Sex assaults, a missing person and accidental death: Feds single out Fort Worth nursing home

Residents at a Fort Worth nursing home suffered multiple abuses last year, including two residents who were sexually assaulted by their peers, one resident who left the nursing home and whose whereabouts were unknown for four days, and one woman whose fall at the nursing home later led to her death, according to reports from state inspectors.

These incidents and others moved the federal government to add the home — Trail Lake Nursing & Rehabilitation — to the Special Focus Facility list. The designation makes the Fort Worth facility, at 7100 Trail Lake Drive, one of 88 in the nation singled out for additional scrutiny because of a “history of serious quality issues,” according to the Centers for Medicare & Medicaid Services.

The nursing home is managed by Trinity Healthcare, a Fort Worth-based company that operates 25 nursing homes in Texas, according to its website.

In a statement, a spokesperson for the nursing home said although the facility had been added to the Special Focus Facility list, it “maintains a commendable four-star quality measure rating” based on the Centers for Medicare & Medicaid Services five-star quality rating.

“This rating underlines our commitment to resident care and quality outcomes. Our inclusion on the Special Focus Facility list is due to not meeting specific criteria in the past,” the statement read. “We are fully committed to promptly and comprehensively addressing these issues.”

The nursing home’s overall rating is one star out of five, according to the ratings program.

In the last three years, the nursing home has been fined more than $177,000. The home, which has 120 beds, averages about 61 residents per day, according to the federal government.

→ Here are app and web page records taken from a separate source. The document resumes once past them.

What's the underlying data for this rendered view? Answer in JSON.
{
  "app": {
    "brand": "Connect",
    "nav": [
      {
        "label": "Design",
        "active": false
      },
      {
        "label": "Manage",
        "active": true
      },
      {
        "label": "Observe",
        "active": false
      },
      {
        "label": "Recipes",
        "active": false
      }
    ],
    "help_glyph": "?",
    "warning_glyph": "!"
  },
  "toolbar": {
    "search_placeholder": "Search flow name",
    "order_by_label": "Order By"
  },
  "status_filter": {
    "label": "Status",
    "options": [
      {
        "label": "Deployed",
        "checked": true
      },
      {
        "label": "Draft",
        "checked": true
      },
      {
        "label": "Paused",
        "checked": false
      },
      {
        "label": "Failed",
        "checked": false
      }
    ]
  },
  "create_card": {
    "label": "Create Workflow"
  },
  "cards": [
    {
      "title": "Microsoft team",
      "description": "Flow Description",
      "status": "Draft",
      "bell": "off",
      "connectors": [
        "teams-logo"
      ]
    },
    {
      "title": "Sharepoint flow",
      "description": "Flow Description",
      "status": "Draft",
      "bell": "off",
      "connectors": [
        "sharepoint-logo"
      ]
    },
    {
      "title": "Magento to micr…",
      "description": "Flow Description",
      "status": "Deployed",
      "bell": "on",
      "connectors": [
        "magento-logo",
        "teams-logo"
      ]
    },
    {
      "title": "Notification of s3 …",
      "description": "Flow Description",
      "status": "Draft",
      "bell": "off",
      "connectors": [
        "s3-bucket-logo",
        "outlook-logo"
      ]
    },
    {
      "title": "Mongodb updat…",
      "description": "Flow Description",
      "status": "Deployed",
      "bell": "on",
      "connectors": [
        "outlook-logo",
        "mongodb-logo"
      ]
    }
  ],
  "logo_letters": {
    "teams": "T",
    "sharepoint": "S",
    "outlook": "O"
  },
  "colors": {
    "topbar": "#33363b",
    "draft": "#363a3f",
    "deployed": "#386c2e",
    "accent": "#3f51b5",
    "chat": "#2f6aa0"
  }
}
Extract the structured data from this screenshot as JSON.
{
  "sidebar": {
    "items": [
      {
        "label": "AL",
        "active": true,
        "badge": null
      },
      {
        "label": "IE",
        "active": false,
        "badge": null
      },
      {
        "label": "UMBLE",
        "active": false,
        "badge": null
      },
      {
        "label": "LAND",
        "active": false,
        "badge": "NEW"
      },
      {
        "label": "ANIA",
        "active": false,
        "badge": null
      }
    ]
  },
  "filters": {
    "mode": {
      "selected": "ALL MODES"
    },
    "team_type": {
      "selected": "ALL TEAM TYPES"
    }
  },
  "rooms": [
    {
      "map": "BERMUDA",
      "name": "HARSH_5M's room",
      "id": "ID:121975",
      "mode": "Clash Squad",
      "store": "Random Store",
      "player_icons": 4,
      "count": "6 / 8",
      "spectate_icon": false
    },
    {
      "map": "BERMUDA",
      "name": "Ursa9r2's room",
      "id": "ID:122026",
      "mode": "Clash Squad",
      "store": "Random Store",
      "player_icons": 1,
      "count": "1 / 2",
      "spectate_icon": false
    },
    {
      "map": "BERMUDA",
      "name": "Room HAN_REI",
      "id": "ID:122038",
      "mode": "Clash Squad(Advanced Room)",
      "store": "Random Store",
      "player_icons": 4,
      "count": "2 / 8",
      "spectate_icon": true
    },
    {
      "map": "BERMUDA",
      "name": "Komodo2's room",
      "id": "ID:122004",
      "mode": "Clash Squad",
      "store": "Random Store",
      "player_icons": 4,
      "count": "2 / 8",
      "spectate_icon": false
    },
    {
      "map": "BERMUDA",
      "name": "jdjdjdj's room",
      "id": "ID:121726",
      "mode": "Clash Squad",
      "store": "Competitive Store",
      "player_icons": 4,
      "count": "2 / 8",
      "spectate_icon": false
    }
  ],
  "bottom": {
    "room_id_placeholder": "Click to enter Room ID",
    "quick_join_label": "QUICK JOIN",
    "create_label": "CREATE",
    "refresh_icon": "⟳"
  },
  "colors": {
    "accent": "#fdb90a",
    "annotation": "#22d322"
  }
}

A string of inspections in 2023 identified serious safety issues for residents.

In August, a man with ALS was assaulted after he was temporarily moved to new room for a wound care exam. The man was supposed to have a “communication device with him at all times to communicate effectively with staff and others,” according to an investigation completed later. After the man’s wound exam was completed, he was left alone in the room with his new roommate, who molested him. Without his communication device, the patient couldn’t alert anyone as he was being touched. A certified nursing assistant even interrupted the assault by walking into the room, according to the report, but the patient was unable to tell her what had just happened without his communication device.

Two months later, in October, a different patient was assaulted by her roommate. The two were in a consensual romantic relationship at the time, according to the state’s report. The woman “yelled for help” and told her roommate that “he was hurting her leg” as he assaulted her, according to the report. Trail Lake’s spokesperson said in an email that the nursing home had “developed a plan to improve our response in any future situations, which was reviewed and accepted by the state regulators.”

In June, a resident fell while at the nursing home, and the facility “failed to immediately inform the physician and the resident’s representative.” The woman’s injury resulted in her “developing a subdural hematoma which ultimately resulted in her death.”

And in February, a resident left the facility during freezing cold temperatures, and his whereabouts were unknown for four days. The resident was found “in stable health and chose not to return to the facility,” Trail Lake’s spokesperson said.

Nursing homes across the nation are facing additional scrutiny over their health and safety standards in the wake of the COVID-19 pandemic.